With the Android app store hitting the seven figure mark, it is high time that Google bring some rationality to its Android app market. Sure, having 975,000 phone apps is not a bad thing, but the numbers is both relevant and irrelevant. It is relevant because smaller ecosystems with over 100,000 apps, like those for BlackBerry 10 or Windows Phone lack a lot of the top apps and games. On the other hand, it is irrelevant because most Android owners will never be able to actually view the 975,000 available apps. Just trying to go through all those apps is a daunting task, if at all possible. See, if you spent just ten seconds looking at each app, it would take you over 100 days without sleep.
Google has tried to make quality apps more visible with its Editor’s Choice and Staff Pick’s categories. It has also tried to help you find apps relevant to you with its Recommended for You category. Unfortunately, in its efforts to do this, Google has left the app store open allowing in the occasional fake app or malware-ridden app for a few days until its personnel or Bouncer malware scanner is able to remove them.
But really, it is time Google spent more time cleaning up the mess for users who want it cleaned up by providing a smaller more secure and curated app store, which I will call “Google Select.” Paradoxically, people want an ecosystem with a million apps, but do not want an app store with a million apps.

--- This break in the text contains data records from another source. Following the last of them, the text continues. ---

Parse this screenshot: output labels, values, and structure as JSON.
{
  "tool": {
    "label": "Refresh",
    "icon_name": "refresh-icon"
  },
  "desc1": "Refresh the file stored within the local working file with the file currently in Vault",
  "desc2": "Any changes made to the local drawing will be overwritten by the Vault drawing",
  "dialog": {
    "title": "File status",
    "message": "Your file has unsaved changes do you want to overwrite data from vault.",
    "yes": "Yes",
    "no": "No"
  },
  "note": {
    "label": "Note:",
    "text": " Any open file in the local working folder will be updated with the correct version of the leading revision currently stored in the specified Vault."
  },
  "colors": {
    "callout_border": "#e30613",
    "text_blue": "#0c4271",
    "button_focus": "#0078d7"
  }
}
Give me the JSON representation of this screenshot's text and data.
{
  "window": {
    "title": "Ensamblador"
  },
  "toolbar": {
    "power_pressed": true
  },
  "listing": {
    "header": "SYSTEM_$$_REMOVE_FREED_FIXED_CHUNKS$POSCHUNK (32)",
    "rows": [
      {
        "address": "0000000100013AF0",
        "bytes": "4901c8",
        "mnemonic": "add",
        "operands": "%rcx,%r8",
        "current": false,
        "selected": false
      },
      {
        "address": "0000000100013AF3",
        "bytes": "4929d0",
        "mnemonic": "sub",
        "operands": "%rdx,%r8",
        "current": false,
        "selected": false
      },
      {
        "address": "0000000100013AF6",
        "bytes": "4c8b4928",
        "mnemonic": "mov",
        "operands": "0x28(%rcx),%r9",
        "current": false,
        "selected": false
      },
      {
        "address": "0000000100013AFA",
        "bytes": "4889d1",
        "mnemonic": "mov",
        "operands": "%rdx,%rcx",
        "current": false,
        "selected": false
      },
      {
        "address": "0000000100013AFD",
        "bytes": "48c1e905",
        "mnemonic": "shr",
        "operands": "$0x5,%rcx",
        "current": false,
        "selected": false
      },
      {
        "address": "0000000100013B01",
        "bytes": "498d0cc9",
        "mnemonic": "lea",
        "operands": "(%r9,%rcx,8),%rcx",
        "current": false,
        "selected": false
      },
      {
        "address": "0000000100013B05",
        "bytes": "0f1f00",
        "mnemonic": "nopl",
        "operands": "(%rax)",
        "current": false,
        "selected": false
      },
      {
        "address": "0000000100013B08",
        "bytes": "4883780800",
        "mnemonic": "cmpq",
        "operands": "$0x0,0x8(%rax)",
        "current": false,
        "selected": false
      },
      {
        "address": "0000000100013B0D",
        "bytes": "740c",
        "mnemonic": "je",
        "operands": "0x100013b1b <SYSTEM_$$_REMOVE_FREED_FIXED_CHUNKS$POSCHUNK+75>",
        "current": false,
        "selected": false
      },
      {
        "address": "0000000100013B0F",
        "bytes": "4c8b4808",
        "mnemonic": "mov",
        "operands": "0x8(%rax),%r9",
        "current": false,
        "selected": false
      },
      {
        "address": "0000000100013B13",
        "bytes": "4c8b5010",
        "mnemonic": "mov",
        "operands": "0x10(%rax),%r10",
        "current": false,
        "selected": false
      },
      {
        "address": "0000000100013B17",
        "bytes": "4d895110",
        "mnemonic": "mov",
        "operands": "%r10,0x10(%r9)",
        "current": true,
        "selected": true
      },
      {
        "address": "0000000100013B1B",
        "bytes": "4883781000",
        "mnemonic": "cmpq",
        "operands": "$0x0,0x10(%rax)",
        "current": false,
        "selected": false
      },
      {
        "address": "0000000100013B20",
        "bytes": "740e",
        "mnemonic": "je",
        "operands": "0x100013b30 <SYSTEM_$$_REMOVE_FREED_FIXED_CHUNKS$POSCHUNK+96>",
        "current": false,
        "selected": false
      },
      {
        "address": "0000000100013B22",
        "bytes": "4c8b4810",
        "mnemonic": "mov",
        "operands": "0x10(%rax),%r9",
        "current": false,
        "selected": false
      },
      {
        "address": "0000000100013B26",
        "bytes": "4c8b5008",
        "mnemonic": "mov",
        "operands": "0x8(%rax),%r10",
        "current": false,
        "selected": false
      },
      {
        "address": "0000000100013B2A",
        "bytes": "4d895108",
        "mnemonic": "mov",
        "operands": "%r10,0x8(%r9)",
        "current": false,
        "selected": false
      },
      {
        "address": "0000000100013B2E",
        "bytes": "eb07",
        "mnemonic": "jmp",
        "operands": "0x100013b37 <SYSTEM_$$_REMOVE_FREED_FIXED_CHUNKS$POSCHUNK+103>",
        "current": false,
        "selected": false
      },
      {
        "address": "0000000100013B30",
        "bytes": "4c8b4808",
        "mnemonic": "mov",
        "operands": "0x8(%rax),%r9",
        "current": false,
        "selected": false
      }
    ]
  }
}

If you had 100 Android users each who installed 200, and by some miracle, none of them installed the same app, you would have 100 users downloading and installing a grand total of 20,000 apps. The reality is, only a few Android users would install 200 apps. Given that we spend 2-4 hours on our smartphones a day, there really is not enough time to use more than a score of apps in a day. Also, the most popular apps are installed by most Android users. So why not create a smaller app store for the average user, and allow the user to go into the wild wild west of a one million app store should they decide to do so?
This could be done by creating a second Android app store. In this second app store, only apps tested by a team designated for the purpose will be made available. Apps that are buggy or cause excessive battery drain would not be placed in Google Select. Where Google Play offers redundant apps, a sampling of the best will be placed on Google Play. Seriously, who needs 3000 apps to turn your LED flash into a flashlight? Updates of apps on Google Select will also be tightly curated. Apps that go from good to bad will be removed, and the user can still get updates to these apps via Google Play, with an explanation of why the app has been removed from Google Select.
In the end, you would have an app store of maybe 5,000 apps in an environment that offers even more security than Google Play does right now. On the one hand, this may alienate some app developers who will hurl accusations of favoritism. On the other hand, developers with truly innovative apps won’t get buried in the haystack, and users will have an easier time truly finding the best apps. This should stop the flow of me-too apps and spur real app innovation. Let the other app store focus on higher and higher app numbers.
Before you jump all over me, consider this. According to AppBrain, at the time of this writing, there are 849046 apps on Google Play, of which 23% are low quality apps. That’s almost 200,000 low quality apps. More apps than either the Windows Phone or BlackBerry app stores have in total. AppBrain determines the number of low quality apps there are using a detection filter that identifies apps which are unlikely to be useful. Google also seems to clean house from time to time resulting in app numbers going up and down.
I think it is time for Google to create a second app store where the best of the best can really shine and users are given an added measure of security.
Image Credit: AppBrain